Remember Tom, the consultant whose choice of clothing led to him spending much of an important meeting fidgeting with his collar and squinting against the sun? The client mistakenly interpreted Tom's body language as negative emotions, when in fact it was discomfort caused by the environment.

So the next time you make a mistake, feel negative or experience discomfort, just remember that it's a part of normal daily life. Remind yourself that your mind isn't always giving you accurate information about reality.

Destigmatize and neutralize: negative thoughts are nothing to feel bad about, and they’re not necessarily real.

Final summary

Final Summary

The key message in this book:

Everyone can be charismatic; we just need to get into a suitable mindset so we display the right body language, and practice this until it becomes instinctive. There are various charisma styles to choose from, so make sure you select the style that best suits your personality and the situation. Also, don’t worry if you experience mental and physical obstacles while developing charisma; even successful people experience these things. Simply apply the three steps to overcoming these obstacles: dedramatize, destigmatize and neutralize.

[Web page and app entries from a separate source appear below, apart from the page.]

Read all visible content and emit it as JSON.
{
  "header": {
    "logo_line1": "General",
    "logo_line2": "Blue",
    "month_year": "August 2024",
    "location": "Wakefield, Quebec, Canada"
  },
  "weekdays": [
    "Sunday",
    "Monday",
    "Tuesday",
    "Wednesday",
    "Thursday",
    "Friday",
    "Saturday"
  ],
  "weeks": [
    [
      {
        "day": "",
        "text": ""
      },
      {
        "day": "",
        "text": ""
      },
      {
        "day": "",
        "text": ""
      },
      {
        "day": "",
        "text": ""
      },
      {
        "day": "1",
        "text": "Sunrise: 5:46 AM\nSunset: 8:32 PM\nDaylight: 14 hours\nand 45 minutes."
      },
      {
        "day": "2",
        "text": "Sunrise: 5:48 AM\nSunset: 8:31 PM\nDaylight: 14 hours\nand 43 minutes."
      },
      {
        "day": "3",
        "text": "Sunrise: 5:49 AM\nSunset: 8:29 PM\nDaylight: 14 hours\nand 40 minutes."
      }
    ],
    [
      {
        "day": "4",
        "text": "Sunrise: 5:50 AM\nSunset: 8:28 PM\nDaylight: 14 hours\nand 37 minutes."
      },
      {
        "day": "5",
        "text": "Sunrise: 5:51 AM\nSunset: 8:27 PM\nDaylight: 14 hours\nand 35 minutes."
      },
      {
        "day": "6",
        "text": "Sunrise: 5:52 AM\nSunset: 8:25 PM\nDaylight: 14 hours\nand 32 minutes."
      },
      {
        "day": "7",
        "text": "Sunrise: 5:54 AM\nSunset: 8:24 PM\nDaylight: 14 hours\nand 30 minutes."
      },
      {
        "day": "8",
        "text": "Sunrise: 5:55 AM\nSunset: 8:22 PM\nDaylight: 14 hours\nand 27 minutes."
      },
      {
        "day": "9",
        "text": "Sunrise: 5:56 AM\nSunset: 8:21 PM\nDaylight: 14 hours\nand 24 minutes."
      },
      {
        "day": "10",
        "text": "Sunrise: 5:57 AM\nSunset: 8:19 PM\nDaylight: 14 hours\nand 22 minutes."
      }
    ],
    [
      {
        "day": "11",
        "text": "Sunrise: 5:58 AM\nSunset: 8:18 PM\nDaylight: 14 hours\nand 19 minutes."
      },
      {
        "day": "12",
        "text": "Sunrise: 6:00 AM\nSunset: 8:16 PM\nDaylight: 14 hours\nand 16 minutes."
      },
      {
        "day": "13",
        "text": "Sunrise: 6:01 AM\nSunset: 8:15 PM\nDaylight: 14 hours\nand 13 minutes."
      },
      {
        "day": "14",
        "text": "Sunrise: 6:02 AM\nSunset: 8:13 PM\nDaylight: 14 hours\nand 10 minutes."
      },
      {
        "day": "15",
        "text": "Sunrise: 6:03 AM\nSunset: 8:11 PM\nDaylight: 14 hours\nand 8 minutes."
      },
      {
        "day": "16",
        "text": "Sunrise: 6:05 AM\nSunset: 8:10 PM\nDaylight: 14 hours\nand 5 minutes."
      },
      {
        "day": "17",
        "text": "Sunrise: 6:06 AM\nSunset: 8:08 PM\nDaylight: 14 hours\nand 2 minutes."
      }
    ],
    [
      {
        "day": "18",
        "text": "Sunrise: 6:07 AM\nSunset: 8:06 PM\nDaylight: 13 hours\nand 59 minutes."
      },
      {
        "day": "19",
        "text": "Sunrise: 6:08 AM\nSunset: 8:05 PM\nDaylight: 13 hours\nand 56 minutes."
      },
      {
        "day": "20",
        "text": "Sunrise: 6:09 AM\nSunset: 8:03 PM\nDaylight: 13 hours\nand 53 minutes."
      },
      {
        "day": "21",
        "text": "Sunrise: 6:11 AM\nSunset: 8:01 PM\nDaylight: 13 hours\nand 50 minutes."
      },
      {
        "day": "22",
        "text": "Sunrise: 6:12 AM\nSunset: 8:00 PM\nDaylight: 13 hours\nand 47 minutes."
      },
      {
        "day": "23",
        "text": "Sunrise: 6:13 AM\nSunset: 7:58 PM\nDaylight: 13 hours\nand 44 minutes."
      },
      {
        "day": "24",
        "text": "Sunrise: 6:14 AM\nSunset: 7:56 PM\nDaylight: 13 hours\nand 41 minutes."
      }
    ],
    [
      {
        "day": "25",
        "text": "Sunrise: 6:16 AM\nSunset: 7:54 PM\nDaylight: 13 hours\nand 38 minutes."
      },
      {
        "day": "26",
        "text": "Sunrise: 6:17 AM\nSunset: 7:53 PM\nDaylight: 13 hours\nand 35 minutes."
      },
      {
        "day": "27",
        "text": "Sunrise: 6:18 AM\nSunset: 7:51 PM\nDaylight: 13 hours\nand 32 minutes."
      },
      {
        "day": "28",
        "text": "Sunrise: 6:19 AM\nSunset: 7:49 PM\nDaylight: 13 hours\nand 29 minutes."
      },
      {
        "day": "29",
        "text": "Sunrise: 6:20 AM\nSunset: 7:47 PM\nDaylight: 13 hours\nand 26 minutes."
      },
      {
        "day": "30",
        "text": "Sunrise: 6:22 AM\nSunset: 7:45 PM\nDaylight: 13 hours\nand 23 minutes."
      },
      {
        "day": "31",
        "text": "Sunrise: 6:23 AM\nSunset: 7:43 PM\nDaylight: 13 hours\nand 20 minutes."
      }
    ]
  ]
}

Actionable advice from the book:


Visualization involves imagining yourself physically performing an activity, successfully. This exercise can be done at home, at work or even in public, and it requires you to create a vivid mental image of a triumphant experience in order to experience your feelings at that time; e.g., a ski team could visualize themselves careening through the entire course, feeling their muscles tensing, and experiencing each bump and turn. 

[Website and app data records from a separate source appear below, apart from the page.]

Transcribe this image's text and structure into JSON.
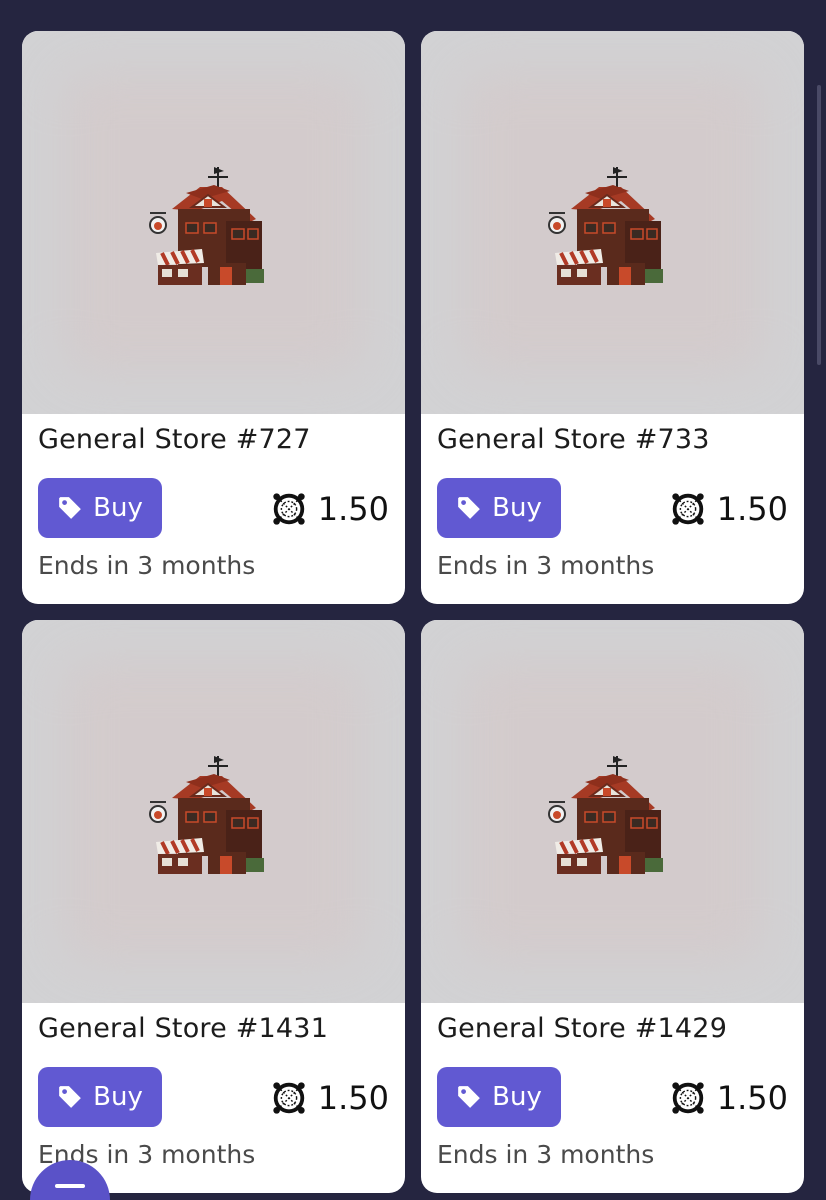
{
  "listings": [
    {
      "title": "General Store #727",
      "buy_label": "Buy",
      "price": "1.50",
      "ends": "Ends in 3 months"
    },
    {
      "title": "General Store #733",
      "buy_label": "Buy",
      "price": "1.50",
      "ends": "Ends in 3 months"
    },
    {
      "title": "General Store #1431",
      "buy_label": "Buy",
      "price": "1.50",
      "ends": "Ends in 3 months"
    },
    {
      "title": "General Store #1429",
      "buy_label": "Buy",
      "price": "1.50",
      "ends": "Ends in 3 months"
    }
  ],
  "icons": {
    "buy": "tag-icon",
    "currency": "currency-token-icon",
    "image": "general-store-house-icon",
    "fab": "menu-icon"
  },
  "colors": {
    "background": "#252540",
    "card": "#ffffff",
    "thumbnail": "#d2d2d4",
    "accent": "#6159d2",
    "text": "#1c1c1c",
    "muted_text": "#4a4a4a"
  }
}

Rewriting reality

When experiencing anxiety, try using the “rewriting reality” technique. For example, if you have an important presentation tomorrow and you’re anxious about the outcome, take a moment to imagine and list a few alternative outcomes, ranging from the presentation going smoothly to it failing completely. Describe your way of speaking, what the audience looked like, their reaction to you, and so on. As the list grows, your anxiety should subside.

This exercise enables you to get into a mental state conducive to better performance. The technique can be very effective because of the brain’s tendency to confuse imagination and reality.

Suggested further reading: Fascinate by Sally Hogshead

In Fascinate, author Sally Hogshead helps us realize our potential for fascination. By explaining in vivid language exactly how fascination works and how you can trigger it in others, Fascinate provides you, your company and your brand with the tools to fascinate. These “seven triggers of fascination” can help you to increase the odds of success, both in your personal life and in business.